« Reply #14 on: June 03, 2012, 11:30:42 am »
The only real down side to very low pressures is excessive rim damage over long time use in rough areas.   Since I started riding tubeless several years ago, I've noticed lot more scuffing around the surface of my rims.  That said, I haven't had any truly significant damage.

35psi is way too high for mountain riding these days.  Depending on the tire and rim I find 25-28psi to be just about perfect...that was even with a tubes.  A little lower in really slick technical trails and Much lower in sand or snow.

I have run combo's of tubed on rear and tubeless on front (and vice versa) which was usually the after effect of a stan's blow out on one tire or the other that I on-trail fixed by popping tube in and continued to ride that way for a few weeks or until the tire went out.

I never noticed any counter acting effects of riding with one tired tubed and the other tubeless.
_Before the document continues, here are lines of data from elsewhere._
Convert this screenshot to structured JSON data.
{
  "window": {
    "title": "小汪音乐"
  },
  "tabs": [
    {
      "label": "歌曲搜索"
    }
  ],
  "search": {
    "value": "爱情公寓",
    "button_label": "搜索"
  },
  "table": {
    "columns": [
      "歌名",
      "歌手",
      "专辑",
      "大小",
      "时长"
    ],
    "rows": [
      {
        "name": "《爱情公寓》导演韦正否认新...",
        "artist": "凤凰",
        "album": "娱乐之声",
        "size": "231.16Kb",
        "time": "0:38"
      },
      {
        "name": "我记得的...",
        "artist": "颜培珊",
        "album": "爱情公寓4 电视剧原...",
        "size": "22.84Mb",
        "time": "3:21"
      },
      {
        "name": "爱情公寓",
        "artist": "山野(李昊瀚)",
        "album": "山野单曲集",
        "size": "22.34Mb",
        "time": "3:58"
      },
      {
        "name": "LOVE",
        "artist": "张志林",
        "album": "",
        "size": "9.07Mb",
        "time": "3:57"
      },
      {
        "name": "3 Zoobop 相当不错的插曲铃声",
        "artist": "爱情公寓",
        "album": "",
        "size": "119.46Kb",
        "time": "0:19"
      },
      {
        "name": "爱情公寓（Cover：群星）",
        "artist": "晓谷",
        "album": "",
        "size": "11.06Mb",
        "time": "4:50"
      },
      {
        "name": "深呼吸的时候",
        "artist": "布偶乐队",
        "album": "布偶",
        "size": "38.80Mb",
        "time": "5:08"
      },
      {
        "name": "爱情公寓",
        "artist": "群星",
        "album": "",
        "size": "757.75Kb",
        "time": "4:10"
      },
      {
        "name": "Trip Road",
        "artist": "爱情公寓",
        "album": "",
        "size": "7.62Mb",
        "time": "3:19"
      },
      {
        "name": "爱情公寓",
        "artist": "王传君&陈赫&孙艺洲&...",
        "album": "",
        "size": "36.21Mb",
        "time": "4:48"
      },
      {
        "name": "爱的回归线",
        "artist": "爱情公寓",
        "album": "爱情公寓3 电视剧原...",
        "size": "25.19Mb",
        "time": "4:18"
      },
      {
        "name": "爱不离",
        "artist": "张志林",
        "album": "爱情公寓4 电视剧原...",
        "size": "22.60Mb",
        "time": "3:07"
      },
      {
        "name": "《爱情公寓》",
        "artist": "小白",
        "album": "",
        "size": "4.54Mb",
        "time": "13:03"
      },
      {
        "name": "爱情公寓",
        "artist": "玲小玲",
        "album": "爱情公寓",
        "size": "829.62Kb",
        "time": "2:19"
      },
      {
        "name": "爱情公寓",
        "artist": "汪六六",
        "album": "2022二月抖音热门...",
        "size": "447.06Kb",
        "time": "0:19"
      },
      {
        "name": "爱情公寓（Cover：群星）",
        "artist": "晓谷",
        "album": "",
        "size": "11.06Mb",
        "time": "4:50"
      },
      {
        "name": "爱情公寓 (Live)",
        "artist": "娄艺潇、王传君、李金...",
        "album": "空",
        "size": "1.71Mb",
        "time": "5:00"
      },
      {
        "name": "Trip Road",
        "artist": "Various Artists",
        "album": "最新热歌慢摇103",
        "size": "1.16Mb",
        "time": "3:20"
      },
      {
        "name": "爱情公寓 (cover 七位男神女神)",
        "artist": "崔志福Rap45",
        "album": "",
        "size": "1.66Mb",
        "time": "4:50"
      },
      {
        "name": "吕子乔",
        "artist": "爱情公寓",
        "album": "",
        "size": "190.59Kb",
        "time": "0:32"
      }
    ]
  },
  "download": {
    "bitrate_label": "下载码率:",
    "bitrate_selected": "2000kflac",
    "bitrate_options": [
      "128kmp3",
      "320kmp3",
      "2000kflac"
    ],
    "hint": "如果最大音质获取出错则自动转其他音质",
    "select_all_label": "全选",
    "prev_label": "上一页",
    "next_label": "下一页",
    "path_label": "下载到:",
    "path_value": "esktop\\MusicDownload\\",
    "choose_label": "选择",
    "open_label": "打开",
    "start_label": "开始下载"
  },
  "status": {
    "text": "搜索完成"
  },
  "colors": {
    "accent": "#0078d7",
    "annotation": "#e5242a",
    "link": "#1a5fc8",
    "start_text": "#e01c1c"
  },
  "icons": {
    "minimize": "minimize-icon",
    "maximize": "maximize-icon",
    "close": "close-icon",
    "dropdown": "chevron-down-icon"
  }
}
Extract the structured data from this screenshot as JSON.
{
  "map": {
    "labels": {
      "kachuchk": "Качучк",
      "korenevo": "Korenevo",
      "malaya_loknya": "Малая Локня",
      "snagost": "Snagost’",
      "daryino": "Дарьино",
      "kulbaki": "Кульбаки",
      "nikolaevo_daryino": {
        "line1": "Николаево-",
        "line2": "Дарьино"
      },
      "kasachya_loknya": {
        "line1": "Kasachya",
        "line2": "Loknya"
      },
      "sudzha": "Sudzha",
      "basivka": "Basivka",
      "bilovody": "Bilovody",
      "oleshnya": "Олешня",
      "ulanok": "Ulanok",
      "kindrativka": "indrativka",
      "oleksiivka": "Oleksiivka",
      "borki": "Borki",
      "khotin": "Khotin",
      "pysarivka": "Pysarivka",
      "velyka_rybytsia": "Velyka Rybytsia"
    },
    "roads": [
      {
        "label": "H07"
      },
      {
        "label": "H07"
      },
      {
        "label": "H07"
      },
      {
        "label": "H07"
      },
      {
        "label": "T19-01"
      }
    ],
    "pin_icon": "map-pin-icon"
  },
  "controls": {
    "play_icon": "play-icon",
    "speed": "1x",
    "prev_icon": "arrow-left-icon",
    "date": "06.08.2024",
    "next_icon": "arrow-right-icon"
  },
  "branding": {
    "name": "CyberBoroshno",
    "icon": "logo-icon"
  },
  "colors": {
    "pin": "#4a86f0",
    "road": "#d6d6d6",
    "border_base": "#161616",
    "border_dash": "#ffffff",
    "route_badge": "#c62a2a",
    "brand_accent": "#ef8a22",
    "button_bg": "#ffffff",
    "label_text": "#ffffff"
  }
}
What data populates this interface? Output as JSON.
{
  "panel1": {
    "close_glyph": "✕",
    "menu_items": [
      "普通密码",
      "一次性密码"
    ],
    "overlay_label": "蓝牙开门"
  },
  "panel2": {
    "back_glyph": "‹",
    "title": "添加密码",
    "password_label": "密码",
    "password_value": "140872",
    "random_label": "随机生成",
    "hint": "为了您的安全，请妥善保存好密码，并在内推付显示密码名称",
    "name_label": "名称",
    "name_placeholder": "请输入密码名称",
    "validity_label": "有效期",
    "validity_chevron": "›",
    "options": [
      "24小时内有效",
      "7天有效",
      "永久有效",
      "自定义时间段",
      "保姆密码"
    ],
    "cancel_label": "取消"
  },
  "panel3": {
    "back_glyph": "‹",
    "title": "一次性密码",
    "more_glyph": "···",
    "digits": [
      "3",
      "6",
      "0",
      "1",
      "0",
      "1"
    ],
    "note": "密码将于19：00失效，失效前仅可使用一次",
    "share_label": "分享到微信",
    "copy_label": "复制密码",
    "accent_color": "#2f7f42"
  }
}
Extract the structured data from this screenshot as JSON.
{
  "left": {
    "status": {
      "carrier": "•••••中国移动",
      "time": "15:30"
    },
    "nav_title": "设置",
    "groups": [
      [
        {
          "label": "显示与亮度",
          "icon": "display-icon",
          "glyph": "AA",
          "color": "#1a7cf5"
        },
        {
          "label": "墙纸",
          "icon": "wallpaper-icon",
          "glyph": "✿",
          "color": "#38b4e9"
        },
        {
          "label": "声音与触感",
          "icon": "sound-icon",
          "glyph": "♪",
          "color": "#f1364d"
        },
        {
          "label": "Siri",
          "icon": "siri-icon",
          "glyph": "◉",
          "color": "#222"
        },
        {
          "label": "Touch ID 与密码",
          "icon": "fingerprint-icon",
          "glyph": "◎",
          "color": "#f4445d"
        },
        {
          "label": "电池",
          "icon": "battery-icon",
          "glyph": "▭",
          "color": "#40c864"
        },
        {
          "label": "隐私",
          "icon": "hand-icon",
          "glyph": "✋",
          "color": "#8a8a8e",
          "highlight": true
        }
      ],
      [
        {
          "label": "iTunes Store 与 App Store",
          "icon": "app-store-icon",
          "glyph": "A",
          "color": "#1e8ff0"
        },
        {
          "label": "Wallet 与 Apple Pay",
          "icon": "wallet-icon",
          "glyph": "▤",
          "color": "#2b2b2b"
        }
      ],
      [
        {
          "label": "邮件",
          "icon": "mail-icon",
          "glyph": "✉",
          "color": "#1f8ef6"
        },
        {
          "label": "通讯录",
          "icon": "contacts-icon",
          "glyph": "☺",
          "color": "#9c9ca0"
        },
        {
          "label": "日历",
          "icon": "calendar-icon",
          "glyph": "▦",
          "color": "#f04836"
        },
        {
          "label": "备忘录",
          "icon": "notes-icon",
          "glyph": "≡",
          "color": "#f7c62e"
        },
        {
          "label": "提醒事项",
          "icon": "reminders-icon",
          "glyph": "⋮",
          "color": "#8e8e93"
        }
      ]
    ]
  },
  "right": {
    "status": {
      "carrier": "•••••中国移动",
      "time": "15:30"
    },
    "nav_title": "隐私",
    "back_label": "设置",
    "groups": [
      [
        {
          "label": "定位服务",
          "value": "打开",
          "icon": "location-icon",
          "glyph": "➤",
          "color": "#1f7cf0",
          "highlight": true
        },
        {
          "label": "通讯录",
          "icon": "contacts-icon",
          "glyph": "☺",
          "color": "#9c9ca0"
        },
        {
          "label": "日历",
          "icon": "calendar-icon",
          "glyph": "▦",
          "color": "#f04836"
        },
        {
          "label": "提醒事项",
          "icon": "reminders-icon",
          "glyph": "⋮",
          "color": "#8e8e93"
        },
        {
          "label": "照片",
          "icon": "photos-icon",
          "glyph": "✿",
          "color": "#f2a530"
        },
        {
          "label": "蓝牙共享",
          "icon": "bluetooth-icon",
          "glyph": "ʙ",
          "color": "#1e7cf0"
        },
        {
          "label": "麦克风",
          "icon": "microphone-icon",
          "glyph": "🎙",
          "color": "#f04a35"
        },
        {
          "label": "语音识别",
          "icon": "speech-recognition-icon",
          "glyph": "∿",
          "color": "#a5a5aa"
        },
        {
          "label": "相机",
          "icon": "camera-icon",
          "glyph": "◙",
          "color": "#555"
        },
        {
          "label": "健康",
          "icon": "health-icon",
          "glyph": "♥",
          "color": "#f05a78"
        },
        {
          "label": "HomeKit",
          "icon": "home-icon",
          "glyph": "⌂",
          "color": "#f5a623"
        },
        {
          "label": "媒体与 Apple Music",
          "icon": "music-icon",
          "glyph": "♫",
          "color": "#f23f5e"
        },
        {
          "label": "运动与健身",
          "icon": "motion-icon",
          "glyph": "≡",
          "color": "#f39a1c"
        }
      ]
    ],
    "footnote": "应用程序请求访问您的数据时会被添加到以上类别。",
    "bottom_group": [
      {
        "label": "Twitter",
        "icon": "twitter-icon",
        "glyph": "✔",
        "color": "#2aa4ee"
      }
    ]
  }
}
Kenda- all kenda's ride a lot better in a stan's set up ( I think the Nevegal with tubes is one of the worst tires ever made, but I really like it tubeless).